Task directions: Return every entry below exactly as written.

Raw data:
::::::
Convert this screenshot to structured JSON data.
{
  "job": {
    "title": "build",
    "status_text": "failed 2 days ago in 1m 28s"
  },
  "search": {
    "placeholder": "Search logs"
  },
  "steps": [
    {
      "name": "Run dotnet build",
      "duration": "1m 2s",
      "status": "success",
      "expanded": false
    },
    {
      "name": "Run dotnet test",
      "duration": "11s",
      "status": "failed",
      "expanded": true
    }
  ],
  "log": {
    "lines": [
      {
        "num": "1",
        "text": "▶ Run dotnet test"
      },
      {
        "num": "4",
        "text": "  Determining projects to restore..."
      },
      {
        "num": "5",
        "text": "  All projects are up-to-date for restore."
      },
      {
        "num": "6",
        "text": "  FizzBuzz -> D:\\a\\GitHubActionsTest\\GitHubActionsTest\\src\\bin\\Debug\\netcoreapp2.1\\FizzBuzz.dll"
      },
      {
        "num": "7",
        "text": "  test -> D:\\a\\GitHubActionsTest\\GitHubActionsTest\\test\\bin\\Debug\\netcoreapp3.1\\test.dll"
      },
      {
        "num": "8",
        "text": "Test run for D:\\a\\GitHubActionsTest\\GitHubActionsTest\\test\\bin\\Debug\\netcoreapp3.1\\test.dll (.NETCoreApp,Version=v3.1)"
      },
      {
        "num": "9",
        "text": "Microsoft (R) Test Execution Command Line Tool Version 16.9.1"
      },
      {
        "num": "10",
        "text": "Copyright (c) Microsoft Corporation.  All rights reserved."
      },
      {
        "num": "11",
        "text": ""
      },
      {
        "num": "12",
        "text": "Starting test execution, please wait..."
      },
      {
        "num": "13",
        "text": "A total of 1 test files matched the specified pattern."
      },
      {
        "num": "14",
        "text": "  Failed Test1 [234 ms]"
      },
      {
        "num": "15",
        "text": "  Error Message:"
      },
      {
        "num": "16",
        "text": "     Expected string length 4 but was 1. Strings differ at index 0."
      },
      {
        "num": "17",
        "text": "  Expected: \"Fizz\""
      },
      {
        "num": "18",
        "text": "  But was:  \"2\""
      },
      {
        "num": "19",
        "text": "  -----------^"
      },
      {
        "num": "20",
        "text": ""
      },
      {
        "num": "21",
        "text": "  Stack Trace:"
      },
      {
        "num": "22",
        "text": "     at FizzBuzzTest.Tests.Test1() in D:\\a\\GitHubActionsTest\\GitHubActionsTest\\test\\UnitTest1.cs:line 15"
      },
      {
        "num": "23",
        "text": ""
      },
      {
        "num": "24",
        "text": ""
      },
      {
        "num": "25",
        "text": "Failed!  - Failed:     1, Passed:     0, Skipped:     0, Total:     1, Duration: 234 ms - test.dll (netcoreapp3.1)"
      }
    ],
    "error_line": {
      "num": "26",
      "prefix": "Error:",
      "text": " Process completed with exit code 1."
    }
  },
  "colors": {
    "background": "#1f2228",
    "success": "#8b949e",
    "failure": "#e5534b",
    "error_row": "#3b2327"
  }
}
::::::
Response for this exercise:
Convert this screenshot to structured JSON data.
{
  "job": {
    "title": "build",
    "status_text": "failed 2 days ago in 1m 28s"
  },
  "search": {
    "placeholder": "Search logs"
  },
  "steps": [
    {
      "name": "Run dotnet build",
      "duration": "1m 2s",
      "status": "success",
      "expanded": false
    },
    {
      "name": "Run dotnet test",
      "duration": "11s",
      "status": "failed",
      "expanded": true
    }
  ],
  "log": {
    "lines": [
      {
        "num": "1",
        "text": "▶ Run dotnet test"
      },
      {
        "num": "4",
        "text": "  Determining projects to restore..."
      },
      {
        "num": "5",
        "text": "  All projects are up-to-date for restore."
      },
      {
        "num": "6",
        "text": "  FizzBuzz -> D:\\a\\GitHubActionsTest\\GitHubActionsTest\\src\\bin\\Debug\\netcoreapp2.1\\FizzBuzz.dll"
      },
      {
        "num": "7",
        "text": "  test -> D:\\a\\GitHubActionsTest\\GitHubActionsTest\\test\\bin\\Debug\\netcoreapp3.1\\test.dll"
      },
      {
        "num": "8",
        "text": "Test run for D:\\a\\GitHubActionsTest\\GitHubActionsTest\\test\\bin\\Debug\\netcoreapp3.1\\test.dll (.NETCoreApp,Version=v3.1)"
      },
      {
        "num": "9",
        "text": "Microsoft (R) Test Execution Command Line Tool Version 16.9.1"
      },
      {
        "num": "10",
        "text": "Copyright (c) Microsoft Corporation.  All rights reserved."
      },
      {
        "num": "11",
        "text": ""
      },
      {
        "num": "12",
        "text": "Starting test execution, please wait..."
      },
      {
        "num": "13",
        "text": "A total of 1 test files matched the specified pattern."
      },
      {
        "num": "14",
        "text": "  Failed Test1 [234 ms]"
      },
      {
        "num": "15",
        "text": "  Error Message:"
      },
      {
        "num": "16",
        "text": "     Expected string length 4 but was 1. Strings differ at index 0."
      },
      {
        "num": "17",
        "text": "  Expected: \"Fizz\""
      },
      {
        "num": "18",
        "text": "  But was:  \"2\""
      },
      {
        "num": "19",
        "text": "  -----------^"
      },
      {
        "num": "20",
        "text": ""
      },
      {
        "num": "21",
        "text": "  Stack Trace:"
      },
      {
        "num": "22",
        "text": "     at FizzBuzzTest.Tests.Test1() in D:\\a\\GitHubActionsTest\\GitHubActionsTest\\test\\UnitTest1.cs:line 15"
      },
      {
        "num": "23",
        "text": ""
      },
      {
        "num": "24",
        "text": ""
      },
      {
        "num": "25",
        "text": "Failed!  - Failed:     1, Passed:     0, Skipped:     0, Total:     1, Duration: 234 ms - test.dll (netcoreapp3.1)"
      }
    ],
    "error_line": {
      "num": "26",
      "prefix": "Error:",
      "text": " Process completed with exit code 1."
    }
  },
  "colors": {
    "background": "#1f2228",
    "success": "#8b949e",
    "failure": "#e5534b",
    "error_row": "#3b2327"
  }
}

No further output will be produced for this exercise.